### [Exercise brief]
Every entry below must be retyped exactly, and the pictures must be left out.

---*---

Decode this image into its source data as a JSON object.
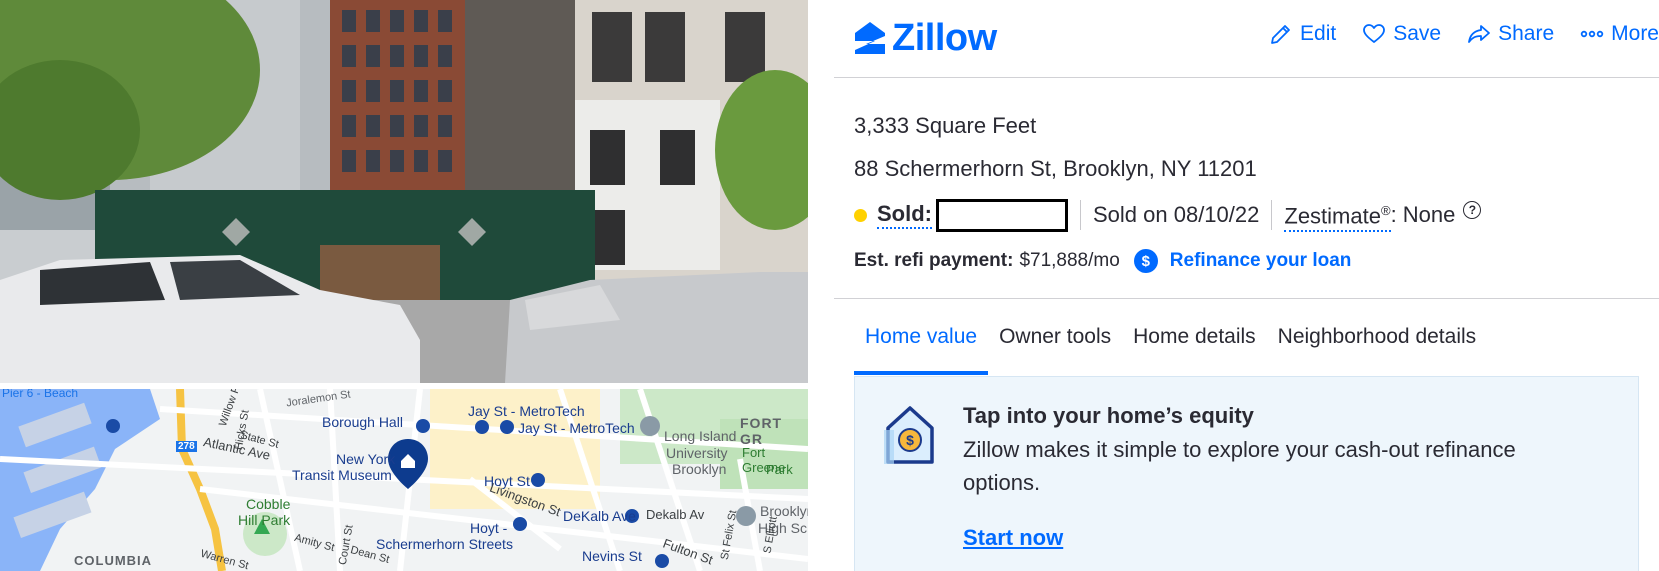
{
  "header": {
    "logo_text": "Zillow",
    "actions": [
      {
        "label": "Edit",
        "icon": "pencil-icon"
      },
      {
        "label": "Save",
        "icon": "heart-icon"
      },
      {
        "label": "Share",
        "icon": "share-icon"
      },
      {
        "label": "More",
        "icon": "more-dots-icon"
      }
    ]
  },
  "property": {
    "size": "3,333 Square Feet",
    "address": "88 Schermerhorn St, Brooklyn, NY 11201",
    "sold_label": "Sold:",
    "sold_date": "Sold on 08/10/22",
    "zestimate_label": "Zestimate",
    "zestimate_mark": "®",
    "zestimate_value": ": None",
    "help_glyph": "?",
    "refi_label": "Est. refi payment:",
    "refi_value": "$71,888/mo",
    "refi_coin": "$",
    "refi_link": "Refinance your loan"
  },
  "tabs": [
    {
      "label": "Home value",
      "active": true
    },
    {
      "label": "Owner tools",
      "active": false
    },
    {
      "label": "Home details",
      "active": false
    },
    {
      "label": "Neighborhood details",
      "active": false
    }
  ],
  "promo": {
    "title": "Tap into your home’s equity",
    "body": "Zillow makes it simple to explore your cash-out refinance options.",
    "cta": "Start now"
  },
  "map": {
    "labels": [
      "Joralemon St",
      "Borough Hall",
      "Jay St - MetroTech",
      "Jay St - MetroTech",
      "FORT GR",
      "Long Island",
      "University",
      "Brooklyn",
      "Fort Greene",
      "Park",
      "Atlantic Ave",
      "New York",
      "Transit Museum",
      "Hoyt St",
      "Livingston St",
      "DeKalb Ave",
      "Dekalb Av",
      "Brooklyn",
      "High Sc",
      "Cobble",
      "Hill Park",
      "Hoyt -",
      "Schermerhorn Streets",
      "Nevins St",
      "Fulton St",
      "COLUMBIA",
      "Court St",
      "Dean St",
      "Amity St",
      "Warren St",
      "State St",
      "Hicks St",
      "Willow Pl",
      "Pier 6 - Beach",
      "278",
      "St Felix St",
      "S Elliott"
    ]
  },
  "colors": {
    "brand": "#006aff",
    "sold_dot": "#ffd100",
    "promo_bg": "#eef6fc"
  }
}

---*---

### [Expected answer]
Decode this image into its source data as a JSON object.
{
  "header": {
    "logo_text": "Zillow",
    "actions": [
      {
        "label": "Edit",
        "icon": "pencil-icon"
      },
      {
        "label": "Save",
        "icon": "heart-icon"
      },
      {
        "label": "Share",
        "icon": "share-icon"
      },
      {
        "label": "More",
        "icon": "more-dots-icon"
      }
    ]
  },
  "property": {
    "size": "3,333 Square Feet",
    "address": "88 Schermerhorn St, Brooklyn, NY 11201",
    "sold_label": "Sold:",
    "sold_date": "Sold on 08/10/22",
    "zestimate_label": "Zestimate",
    "zestimate_mark": "®",
    "zestimate_value": ": None",
    "help_glyph": "?",
    "refi_label": "Est. refi payment:",
    "refi_value": "$71,888/mo",
    "refi_coin": "$",
    "refi_link": "Refinance your loan"
  },
  "tabs": [
    {
      "label": "Home value",
      "active": true
    },
    {
      "label": "Owner tools",
      "active": false
    },
    {
      "label": "Home details",
      "active": false
    },
    {
      "label": "Neighborhood details",
      "active": false
    }
  ],
  "promo": {
    "title": "Tap into your home’s equity",
    "body": "Zillow makes it simple to explore your cash-out refinance options.",
    "cta": "Start now"
  },
  "map": {
    "labels": [
      "Joralemon St",
      "Borough Hall",
      "Jay St - MetroTech",
      "Jay St - MetroTech",
      "FORT GR",
      "Long Island",
      "University",
      "Brooklyn",
      "Fort Greene",
      "Park",
      "Atlantic Ave",
      "New York",
      "Transit Museum",
      "Hoyt St",
      "Livingston St",
      "DeKalb Ave",
      "Dekalb Av",
      "Brooklyn",
      "High Sc",
      "Cobble",
      "Hill Park",
      "Hoyt -",
      "Schermerhorn Streets",
      "Nevins St",
      "Fulton St",
      "COLUMBIA",
      "Court St",
      "Dean St",
      "Amity St",
      "Warren St",
      "State St",
      "Hicks St",
      "Willow Pl",
      "Pier 6 - Beach",
      "278",
      "St Felix St",
      "S Elliott"
    ]
  },
  "colors": {
    "brand": "#006aff",
    "sold_dot": "#ffd100",
    "promo_bg": "#eef6fc"
  }
}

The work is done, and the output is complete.